Finn watches as Meadow dances in her underwear in front of a big-screen TV that's on (tuned to some kind of sporting event), but she's performing in front of the picture. Burroughs describes Number Three: "The Guardian Angel."
Another big-screen TV (a Philips) with George W. Bush in some photo op. The camera pans to one of Tony's guys, Ray Curto, on a LifeCycle treadmill. Burroughs: "Number four is Ba, the heart, often treacherous." Turns out, Ray is betraying Tony to the Feds. Later in the episode, handing over evidence while sitting in an agent's car, he will suddenly keel over and die... of a heart attack.
Anthony Jr., in class, making a grotesque face and taking a picture of it with his cell phone. Burroughs: "Number five is Ka, the Double, most closely associated with the subject. The Ka, which usually reaches adolescence at the time of bodily death, is the only reliable guide through the Land of the Dead to the western Lands."
Which leads us to Carmella's abandoned and unfinished spec house, a skeleton covered in shredded plastic tarps, looking like something from the Land of the Dead. Pella windows, still in their packages, lean against the interior studs. And Carmella is talking to Adriana, a dead woman:
Ade: Who's gonna live here:
Carmella: A family.
Carmella confesses that she's worried all the time. She takes a cigarette (can't see the brand) from Ade, and Ade begins to vanish before our eyes. Burroughs: "Number six is Khaibit, the Shadow, Memory, your whole past conditioning from this and other lives." The memory of Ade, who has mysteriously disappeared, will haunt Carmella. We know she's dead. Carmella doesn't. Or, maybe, somewhere deep-down, she does...
Carmella in bed, eyes wide open, stares at the ceiling. Burroughs: "Number seven is Sekhu, the Remains."
A shovel slices into the earth on a plot of land full of holes. A graveyard? Turns out it's Tony with the shovel, and although we've seen quite a few scenes in which bodily remains have been buried or unearthed on this show, this time he's looking for some money Uncle Junior insists is buried in the back yard. But Junior's memory may be playing tricks on him...
In addition to offering what may be some tantalizing foreshadowing of the fates of these characters, all this is the set-up to an episode in which -- to cite just a few of examples -- Tony will buy off Carmella with a Porsche Cayenne; Angie, Carmella's friend (and Big Pussy's widow) gets a Corvette, to Carm's consternation; Eugene will attempt to buy off Tony with a bag of "18-carat gold, diamond center" David Yurman watches; Tony will help himself to Armani sunglasses at the shop of Johnny Sack's brother-in-law, as a way of demanding "respect"; Christopher offers to buy Johnny's Maserati, when Johnny needs to "get some liquidity out of it"; and so on....
All this stuff is essential to the show. It would only be distracting if they made up brand names. (Anybody recall how Stanley Kubrick used existing brands -- Pan Am, Hilton -- to lend credence to his vision of the future in "2001: A Space Odyssey"?) Whenever I see stupid stuff like this "product placement" tracking blog posts, showing no regard for how the show is using brand names, I'm reminded of those idiotic "gaffe squad" trivialists who spend their time looking for continuity errors rather than actually paying attention to the movie.
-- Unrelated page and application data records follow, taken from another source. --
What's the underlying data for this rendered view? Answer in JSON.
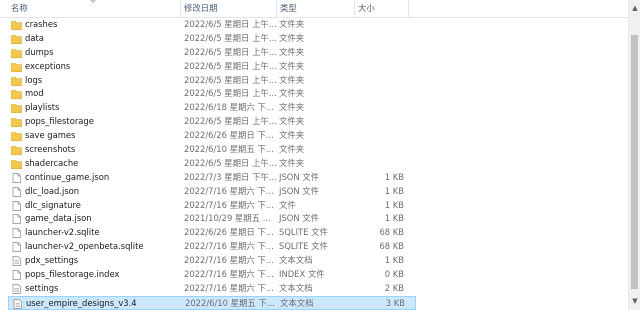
{
  "header": {
    "name": "名称",
    "date": "修改日期",
    "type": "类型",
    "size": "大小"
  },
  "files": [
    {
      "icon": "folder-icon",
      "name": "crashes",
      "date": "2022/6/5 星期日 上午...",
      "type": "文件夹",
      "size": ""
    },
    {
      "icon": "folder-icon",
      "name": "data",
      "date": "2022/6/5 星期日 上午...",
      "type": "文件夹",
      "size": ""
    },
    {
      "icon": "folder-icon",
      "name": "dumps",
      "date": "2022/6/5 星期日 上午...",
      "type": "文件夹",
      "size": ""
    },
    {
      "icon": "folder-icon",
      "name": "exceptions",
      "date": "2022/6/5 星期日 上午...",
      "type": "文件夹",
      "size": ""
    },
    {
      "icon": "folder-icon",
      "name": "logs",
      "date": "2022/6/5 星期日 上午...",
      "type": "文件夹",
      "size": ""
    },
    {
      "icon": "folder-icon",
      "name": "mod",
      "date": "2022/6/5 星期日 上午...",
      "type": "文件夹",
      "size": ""
    },
    {
      "icon": "folder-icon",
      "name": "playlists",
      "date": "2022/6/18 星期六 下...",
      "type": "文件夹",
      "size": ""
    },
    {
      "icon": "folder-icon",
      "name": "pops_filestorage",
      "date": "2022/6/5 星期日 上午...",
      "type": "文件夹",
      "size": ""
    },
    {
      "icon": "folder-icon",
      "name": "save games",
      "date": "2022/6/26 星期日 下...",
      "type": "文件夹",
      "size": ""
    },
    {
      "icon": "folder-icon",
      "name": "screenshots",
      "date": "2022/6/10 星期五 下...",
      "type": "文件夹",
      "size": ""
    },
    {
      "icon": "folder-icon",
      "name": "shadercache",
      "date": "2022/6/5 星期日 上午...",
      "type": "文件夹",
      "size": ""
    },
    {
      "icon": "file-icon",
      "name": "continue_game.json",
      "date": "2022/7/3 星期日 下午...",
      "type": "JSON 文件",
      "size": "1 KB"
    },
    {
      "icon": "file-icon",
      "name": "dlc_load.json",
      "date": "2022/7/16 星期六 下...",
      "type": "JSON 文件",
      "size": "1 KB"
    },
    {
      "icon": "file-icon",
      "name": "dlc_signature",
      "date": "2022/7/16 星期六 下...",
      "type": "文件",
      "size": "1 KB"
    },
    {
      "icon": "file-icon",
      "name": "game_data.json",
      "date": "2021/10/29 星期五 ...",
      "type": "JSON 文件",
      "size": "1 KB"
    },
    {
      "icon": "file-icon",
      "name": "launcher-v2.sqlite",
      "date": "2022/6/26 星期日 下...",
      "type": "SQLITE 文件",
      "size": "68 KB"
    },
    {
      "icon": "file-icon",
      "name": "launcher-v2_openbeta.sqlite",
      "date": "2022/7/16 星期六 下...",
      "type": "SQLITE 文件",
      "size": "68 KB"
    },
    {
      "icon": "text-file-icon",
      "name": "pdx_settings",
      "date": "2022/7/16 星期六 下...",
      "type": "文本文档",
      "size": "1 KB"
    },
    {
      "icon": "file-icon",
      "name": "pops_filestorage.index",
      "date": "2022/7/16 星期六 下...",
      "type": "INDEX 文件",
      "size": "0 KB"
    },
    {
      "icon": "text-file-icon",
      "name": "settings",
      "date": "2022/7/16 星期六 下...",
      "type": "文本文档",
      "size": "2 KB"
    },
    {
      "icon": "text-file-icon",
      "name": "user_empire_designs_v3.4",
      "date": "2022/6/10 星期五 下...",
      "type": "文本文档",
      "size": "3 KB",
      "selected": true
    }
  ],
  "colors": {
    "folder": "#f2c94c",
    "selection": "#cce8ff",
    "selection_border": "#99d1ff",
    "header_text": "#4c607a"
  }
}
P.S. Early in the season, Tony articulated his mid-life crisis by saying: "I'm 46 years old. Who am I? Where am I going?" Reminds me of the great painting by Paul Gaugin, "Where Do We Come From? What Are We? Where Are We Going?" -- the work that Gaugin saw as the culmination of his life and work, and after which he planned to commit suicide. Those are pretty much the eternal questions, no?